Historical fact: Beginning in the early 1930s, edicts against the Jewish population began emerging in Germany. These edicts became increasingly distressing and disruptive, causing Jews to forfeit their businesses, their homes, their possessions. Slowly and inexorably they were impelled toward the Final Solution where they would forfeit their most precious commodity: their lives.
In 1933, a group of German Jews set up Der Jüdische Kulturbund, a cultural federation consisting of unemployed Jewish musicians, actors, artists, and singers. The Kulturbund, or Kubu, was created with the consent of the Nazis strictly for Jewish audiences. The Nazis cleverly permitted this association in order to hide its oppression of the Jews. The Kubu was illustrative of Jewish creativity in response to cultural exclusion.
The Kubu performed theatrical performances, concerts, exhibitions, operas, and lectures all over Germany, allowing Jewish performers to earn their livelihood, however scarce. Under the watchful eye of Sturmbannführer, Hans Hinkel, whose boss was Joseph Goebbels, Kubu survived for eight years performing for audiences that continued to diminish.
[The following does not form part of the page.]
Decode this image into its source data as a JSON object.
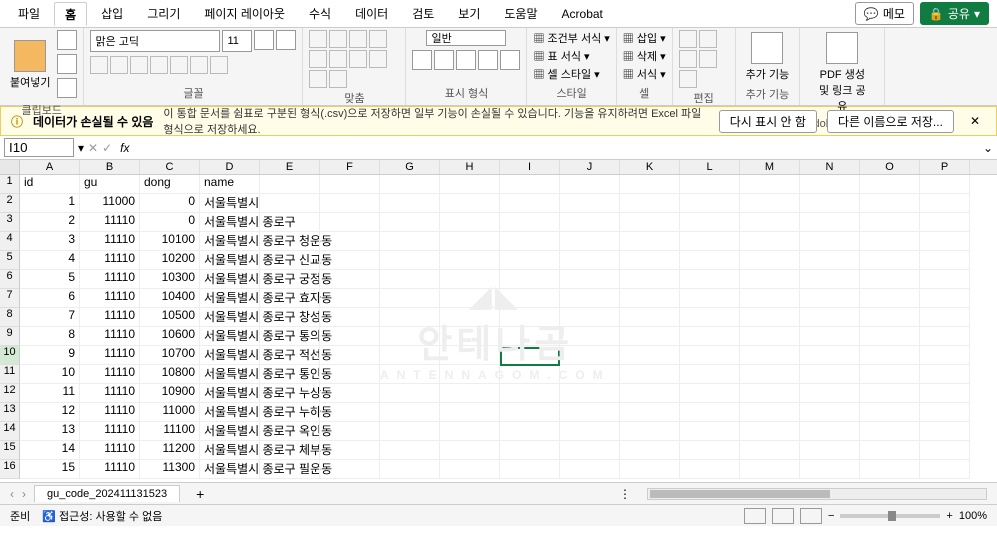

My research into the life of Jews at this time is only part of my work. Since the Kubu musicians were permitted to play only “Jewish” musical compositions, I will be researching music history during this period. In addition, my musician protagonist in the back story will be writing his own compositions. While I play the piano, I have little music theory background and have never written music.
Writers of historical fiction must become artists, teachers, police officers, lawyers, detectives, photographers, doctors . . . all manner of occupations in their novels. For this book I will become a musicologist. Well, I can only hope.
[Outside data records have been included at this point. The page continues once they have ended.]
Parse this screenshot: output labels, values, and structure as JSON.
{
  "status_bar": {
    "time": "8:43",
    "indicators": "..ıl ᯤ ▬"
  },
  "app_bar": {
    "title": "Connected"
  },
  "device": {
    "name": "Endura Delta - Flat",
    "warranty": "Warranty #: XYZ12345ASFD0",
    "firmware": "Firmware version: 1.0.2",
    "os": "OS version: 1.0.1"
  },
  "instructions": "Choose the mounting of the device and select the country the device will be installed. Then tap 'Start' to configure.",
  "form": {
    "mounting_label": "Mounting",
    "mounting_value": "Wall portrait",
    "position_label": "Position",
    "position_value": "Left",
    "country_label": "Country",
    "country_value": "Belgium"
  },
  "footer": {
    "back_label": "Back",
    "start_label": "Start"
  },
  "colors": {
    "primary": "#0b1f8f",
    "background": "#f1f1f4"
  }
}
The stolen music manuscripts will lead to dire consequences when we fast forward to the modern storyline. Can the manuscripts be authenticated? Can we learn through modern science and technology, the attribution of these brilliant symphonies? My task is to find the answers.
Your ideas are welcome.
Writing mysteries is an exercise in pitting bad characters against good.
There are degrees of bad and good, of course, but in compelling stories, the bad character is often seriously, diabolically, dangerously bad. He (or she) will certainly have good points. He may be charming, clever, handsome, sympathetic, and have superior interpersonal skills–think Ted Bundy–but the reader learns soon that these are just a cover, enabling him to get close to people in order to do his dirty work.
I have used individuals in my books to play the villain. An art critic, a factory owner, a southern sympathizer, a rich landowner. In others, I have used a group (or blast, or den, or herd, or flock, or conflagration—see my last blog on word play) of baddies, ie: Nazis, where most folk will agree that it’s easier to count the good ones than the bad.
A “collective” villain makes for an interesting read. The Nazis, the hedge fund crooks, the greedy corporate thieves, the Republicans, the Democrats, the tax collectors, the CIA, the FBI, the police, lawyers, politicians, doctors . . . all can play the role of collective villains.
In the case of the Nazis, you expect evil. In the case of doctors, you may not. Anyone can be a villain. If your experience tells you Nazis are bad, a good Nazi will be an interesting character. Same is true in reverse for a doctor. Then you have the Nazi doctor and you won’t know what to believe. But I digress.
A good writer will build each character with good points and bad points that the reader will both admire and loathe. It’s a fine line to walk. If your reader loathes your character too much, he (or she) might put the book down.
In the case of the Nazis, there is, built-in, a sense of evil, danger, and villainy. And because Nazis were historically real, readers will have an innate sense of foreboding right from the first page.
Hence, my next book will return to the Nazis and World War II. The theme will be not be confiscated art . . . but stolen music.